And this is where this little script comes in — which is just a glorified call to the find command — but wrapped up in a bash script which allows some easy and quick parameterization (is that even a word????). The way it works is very simple: you feed it a path/folder and a number of days and it deletes all the files in the given directory older than the number of days passed in. Ultimately it does something like this:

find /path/to/dir/* -mtime +N_DAYS -exec rm {} \;

Where /path/to/dir is the directory path and N_DAYS is the number of days worth of files to keep — anything older than this will be deleted. On top of that it does a simple check as well that the path specified is a directory. Just plug this into your crontab and rather than remember the above syntax (simple to be fair), just use it in a command like this:

cleanup_old_logs.sh /var/logs/myapp 7

to delete anything in /var/logs/myapp/ older than a week (7 days). Here’s the source for it :

# Usage: cleanup_old_logs <folder> <days>
# Removes all log files in the directory older than a certain number of days
# Validate
if [ "$FOLDER" == "" ] || [ "$N_DAYS" == "" ]
echo "Usage: $0 folder number_of_days"
exit 1
if [ ! -d "$FOLDER" ]
echo "$FOLDER is not a directory"
exit 2
# Remove
echo "Deleting files in $FOLDER older than $N_DAYS days"
find $FOLDER/* -mtime +$N_DAYS -exec rm {} \;

Or you can download it directly if copy-and-paste is not your thing: cleanup_old_logs.sh.gz

4 Responses to “(Very Very Simple) Bash Script to Delete Old Log Files”

  1. gab

    Thank you.

  2. Professor Scott

    Exactly what I needed – and so concise.
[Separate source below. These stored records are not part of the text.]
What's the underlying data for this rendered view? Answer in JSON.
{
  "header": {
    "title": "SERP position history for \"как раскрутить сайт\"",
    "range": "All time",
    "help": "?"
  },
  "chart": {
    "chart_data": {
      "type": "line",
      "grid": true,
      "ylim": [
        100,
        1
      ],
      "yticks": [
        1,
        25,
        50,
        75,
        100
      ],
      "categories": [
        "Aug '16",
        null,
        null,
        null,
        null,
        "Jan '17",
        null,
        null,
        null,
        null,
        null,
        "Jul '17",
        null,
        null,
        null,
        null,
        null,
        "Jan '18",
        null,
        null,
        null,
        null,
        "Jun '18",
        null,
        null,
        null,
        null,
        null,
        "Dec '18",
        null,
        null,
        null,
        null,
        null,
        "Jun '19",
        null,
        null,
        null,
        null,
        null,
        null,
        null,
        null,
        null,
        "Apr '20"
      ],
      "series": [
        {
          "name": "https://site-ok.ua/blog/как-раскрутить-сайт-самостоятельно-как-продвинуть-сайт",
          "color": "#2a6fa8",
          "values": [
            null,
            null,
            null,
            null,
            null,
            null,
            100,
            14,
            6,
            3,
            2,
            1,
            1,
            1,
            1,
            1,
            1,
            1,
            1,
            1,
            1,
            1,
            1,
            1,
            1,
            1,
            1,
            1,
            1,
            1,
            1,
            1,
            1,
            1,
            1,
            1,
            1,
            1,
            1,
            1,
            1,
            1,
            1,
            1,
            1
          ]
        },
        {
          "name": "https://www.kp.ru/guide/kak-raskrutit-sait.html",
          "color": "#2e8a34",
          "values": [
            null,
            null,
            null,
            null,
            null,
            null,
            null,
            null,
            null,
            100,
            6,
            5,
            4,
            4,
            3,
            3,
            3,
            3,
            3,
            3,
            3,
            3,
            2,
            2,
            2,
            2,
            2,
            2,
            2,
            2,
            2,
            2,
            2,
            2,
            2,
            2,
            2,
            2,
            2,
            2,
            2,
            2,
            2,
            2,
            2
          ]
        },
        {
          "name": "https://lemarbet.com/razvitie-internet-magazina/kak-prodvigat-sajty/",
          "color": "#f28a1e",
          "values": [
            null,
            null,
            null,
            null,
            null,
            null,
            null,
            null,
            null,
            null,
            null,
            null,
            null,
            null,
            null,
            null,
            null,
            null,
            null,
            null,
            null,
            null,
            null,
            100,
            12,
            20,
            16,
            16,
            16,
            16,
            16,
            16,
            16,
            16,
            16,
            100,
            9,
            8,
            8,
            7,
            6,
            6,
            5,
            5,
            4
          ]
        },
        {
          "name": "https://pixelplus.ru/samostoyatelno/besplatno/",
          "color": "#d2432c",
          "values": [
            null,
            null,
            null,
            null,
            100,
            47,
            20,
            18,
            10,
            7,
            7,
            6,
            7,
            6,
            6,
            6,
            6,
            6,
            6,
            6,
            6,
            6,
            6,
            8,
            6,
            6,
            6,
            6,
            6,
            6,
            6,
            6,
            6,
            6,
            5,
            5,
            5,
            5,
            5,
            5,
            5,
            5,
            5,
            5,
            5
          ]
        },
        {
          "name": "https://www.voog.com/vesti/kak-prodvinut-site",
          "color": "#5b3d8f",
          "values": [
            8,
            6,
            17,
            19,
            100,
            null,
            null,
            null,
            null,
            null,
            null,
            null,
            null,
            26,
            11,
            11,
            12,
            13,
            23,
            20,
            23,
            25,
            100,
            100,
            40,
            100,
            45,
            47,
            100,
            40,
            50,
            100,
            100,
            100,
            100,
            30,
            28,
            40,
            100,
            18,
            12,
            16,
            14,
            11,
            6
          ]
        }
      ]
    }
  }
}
Thanks!

  3. Yuniwo

    Just one problem; well not really a problem, just a redundancy – because the find command iterates through the files in the directory, there is no need for the wildcard as in “find $FOLDER/* -mtime +$N_DAYS -exec rm {} \;”.

    “find $FOLDER -mtime +$N_DAYS -exec rm {} \;” would work just as well.

  4. Sud

    Thanks for the wonderful script, well could you please help how to control and delete only specific files types like log, syslog, xml etc… and if it is possible to create the log file for saving all the details of deleted files in it.